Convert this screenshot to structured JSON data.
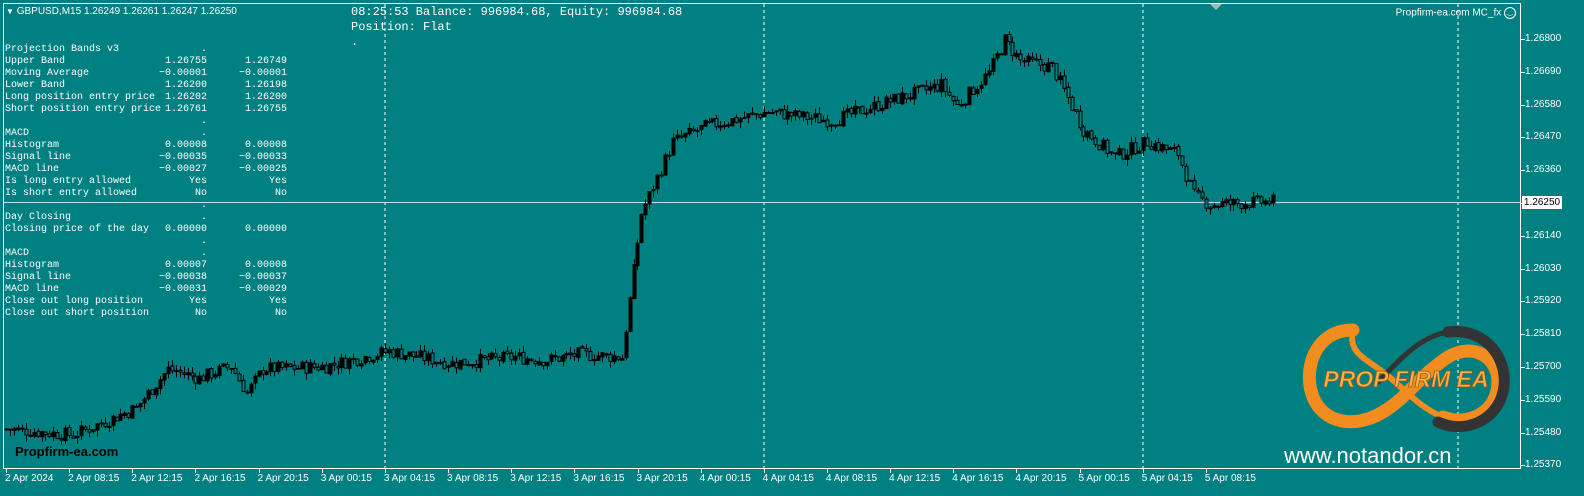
{
  "symbol_header": "GBPUSD,M15  1.26249 1.26261 1.26247 1.26250",
  "status": {
    "line1": "08:25:53 Balance: 996984.68, Equity: 996984.68",
    "line2": "Position: Flat",
    "line3": "."
  },
  "ea_name": "Propfirm-ea.com MC_fx",
  "current_price": "1.26250",
  "watermark_left": "Propfirm-ea.com",
  "watermark_right": "www.notandor.cn",
  "logo_text": "PROP FIRM EA",
  "colors": {
    "background": "#008080",
    "foreground": "#ffffff",
    "logo_orange": "#f28c1e",
    "logo_dark": "#333333"
  },
  "panel": {
    "rows": [
      {
        "label": "Projection Bands v3",
        "v1": ".",
        "v2": ""
      },
      {
        "label": "Upper Band",
        "v1": "1.26755",
        "v2": "1.26749"
      },
      {
        "label": "Moving Average",
        "v1": "−0.00001",
        "v2": "−0.00001"
      },
      {
        "label": "Lower Band",
        "v1": "1.26200",
        "v2": "1.26198"
      },
      {
        "label": "Long position entry price",
        "v1": "1.26202",
        "v2": "1.26200"
      },
      {
        "label": "Short position entry price",
        "v1": "1.26761",
        "v2": "1.26755"
      },
      {
        "label": "",
        "v1": ".",
        "v2": ""
      },
      {
        "label": "MACD",
        "v1": ".",
        "v2": ""
      },
      {
        "label": "Histogram",
        "v1": "0.00008",
        "v2": "0.00008"
      },
      {
        "label": "Signal line",
        "v1": "−0.00035",
        "v2": "−0.00033"
      },
      {
        "label": "MACD line",
        "v1": "−0.00027",
        "v2": "−0.00025"
      },
      {
        "label": "Is long entry allowed",
        "v1": "Yes",
        "v2": "Yes"
      },
      {
        "label": "Is short entry allowed",
        "v1": "No",
        "v2": "No"
      },
      {
        "label": "",
        "v1": ".",
        "v2": ""
      },
      {
        "label": "Day Closing",
        "v1": ".",
        "v2": ""
      },
      {
        "label": "Closing price of the day",
        "v1": "0.00000",
        "v2": "0.00000"
      },
      {
        "label": "",
        "v1": ".",
        "v2": ""
      },
      {
        "label": "MACD",
        "v1": ".",
        "v2": ""
      },
      {
        "label": "Histogram",
        "v1": "0.00007",
        "v2": "0.00008"
      },
      {
        "label": "Signal line",
        "v1": "−0.00038",
        "v2": "−0.00037"
      },
      {
        "label": "MACD line",
        "v1": "−0.00031",
        "v2": "−0.00029"
      },
      {
        "label": "Close out long position",
        "v1": "Yes",
        "v2": "Yes"
      },
      {
        "label": "Close out short position",
        "v1": "No",
        "v2": "No"
      }
    ]
  },
  "price_axis": {
    "ticks": [
      "1.26800",
      "1.26690",
      "1.26580",
      "1.26470",
      "1.26360",
      "1.26250",
      "1.26140",
      "1.26030",
      "1.25920",
      "1.25810",
      "1.25700",
      "1.25590",
      "1.25480",
      "1.25370"
    ]
  },
  "time_axis": {
    "ticks": [
      "2 Apr 2024",
      "2 Apr 08:15",
      "2 Apr 12:15",
      "2 Apr 16:15",
      "2 Apr 20:15",
      "3 Apr 00:15",
      "3 Apr 04:15",
      "3 Apr 08:15",
      "3 Apr 12:15",
      "3 Apr 16:15",
      "3 Apr 20:15",
      "4 Apr 00:15",
      "4 Apr 04:15",
      "4 Apr 08:15",
      "4 Apr 12:15",
      "4 Apr 16:15",
      "4 Apr 20:15",
      "5 Apr 00:15",
      "5 Apr 04:15",
      "5 Apr 08:15"
    ]
  },
  "chart_data": {
    "type": "candlestick",
    "ylim": [
      1.2537,
      1.2685
    ],
    "day_separators": [
      "3 Apr 2024",
      "4 Apr 2024",
      "5 Apr 2024"
    ],
    "close_path": [
      [
        "2 Apr 2024",
        1.2549
      ],
      [
        "2 Apr 04:15",
        1.2547
      ],
      [
        "2 Apr 08:15",
        1.2556
      ],
      [
        "2 Apr 10:15",
        1.2569
      ],
      [
        "2 Apr 12:15",
        1.2566
      ],
      [
        "2 Apr 14:15",
        1.257
      ],
      [
        "2 Apr 15:15",
        1.2561
      ],
      [
        "2 Apr 16:15",
        1.2569
      ],
      [
        "2 Apr 20:15",
        1.257
      ],
      [
        "3 Apr 00:15",
        1.2575
      ],
      [
        "3 Apr 04:15",
        1.2571
      ],
      [
        "3 Apr 08:15",
        1.2573
      ],
      [
        "3 Apr 10:15",
        1.2572
      ],
      [
        "3 Apr 12:15",
        1.2574
      ],
      [
        "3 Apr 15:00",
        1.2573
      ],
      [
        "3 Apr 16:15",
        1.2621
      ],
      [
        "3 Apr 18:15",
        1.2645
      ],
      [
        "3 Apr 20:15",
        1.265
      ],
      [
        "4 Apr 00:15",
        1.2655
      ],
      [
        "4 Apr 04:15",
        1.2652
      ],
      [
        "4 Apr 08:15",
        1.2659
      ],
      [
        "4 Apr 11:15",
        1.2664
      ],
      [
        "4 Apr 12:15",
        1.2657
      ],
      [
        "4 Apr 14:15",
        1.2668
      ],
      [
        "4 Apr 15:15",
        1.2679
      ],
      [
        "4 Apr 16:15",
        1.2672
      ],
      [
        "4 Apr 18:15",
        1.267
      ],
      [
        "4 Apr 20:15",
        1.2649
      ],
      [
        "4 Apr 22:15",
        1.264
      ],
      [
        "5 Apr 00:15",
        1.2645
      ],
      [
        "5 Apr 02:15",
        1.2641
      ],
      [
        "5 Apr 03:15",
        1.2627
      ],
      [
        "5 Apr 04:15",
        1.2624
      ],
      [
        "5 Apr 08:15",
        1.2625
      ]
    ]
  }
}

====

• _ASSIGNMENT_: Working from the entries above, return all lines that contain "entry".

• _WORKED SOLUTION_:
        "label": "Long position entry price",
        "label": "Short position entry price",
        "label": "Is long entry allowed",
        "label": "Is short entry allowed",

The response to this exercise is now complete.